c. 1893
Object number
Photographic format\Cabinet card
Ida Bell Wells-Barnett: Female
Ida Bell Wells-Barnett: Literature\Writer
Ida Bell Wells-Barnett: Communications\Journalist
Ida Bell Wells-Barnett: Communications\Journalist\Editor
Ida Bell Wells-Barnett: Education\Educator\Teacher
Ida Bell Wells-Barnett: Society and Social Change\Reformer\Activist\Civil rights activist
Ida Bell Wells-Barnett: Society and Social Change\Enslaved person
United States\Illinois\Cook\Chicago
Albumen silver print
Image/Sheet: 13.9 x 9.8 cm (5 1/2 x 3 7/8")
Mount: 16.3 x 10.7 cm (6 7/16 x 4 3/16")

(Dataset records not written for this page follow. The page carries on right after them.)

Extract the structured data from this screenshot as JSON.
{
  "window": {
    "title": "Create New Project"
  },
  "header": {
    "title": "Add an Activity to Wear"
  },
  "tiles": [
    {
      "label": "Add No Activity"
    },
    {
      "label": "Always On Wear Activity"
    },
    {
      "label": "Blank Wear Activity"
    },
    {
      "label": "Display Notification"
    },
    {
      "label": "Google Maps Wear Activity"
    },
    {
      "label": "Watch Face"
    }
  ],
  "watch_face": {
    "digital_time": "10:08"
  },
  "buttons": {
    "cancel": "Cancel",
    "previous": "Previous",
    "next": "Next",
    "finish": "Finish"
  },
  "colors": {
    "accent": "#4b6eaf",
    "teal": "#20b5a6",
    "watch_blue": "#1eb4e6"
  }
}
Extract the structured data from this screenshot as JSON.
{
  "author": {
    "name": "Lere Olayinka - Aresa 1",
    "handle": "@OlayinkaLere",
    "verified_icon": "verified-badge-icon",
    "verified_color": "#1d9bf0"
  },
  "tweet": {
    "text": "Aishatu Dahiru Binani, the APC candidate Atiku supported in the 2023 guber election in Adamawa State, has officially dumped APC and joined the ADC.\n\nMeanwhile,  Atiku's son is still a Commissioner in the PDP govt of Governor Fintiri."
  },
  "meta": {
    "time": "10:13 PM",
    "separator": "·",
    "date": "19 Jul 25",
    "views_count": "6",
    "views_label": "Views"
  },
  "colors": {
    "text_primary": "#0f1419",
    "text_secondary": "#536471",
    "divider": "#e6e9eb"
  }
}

Mat: 45.7 x 35.6 cm (18 x 14")
National Portrait Gallery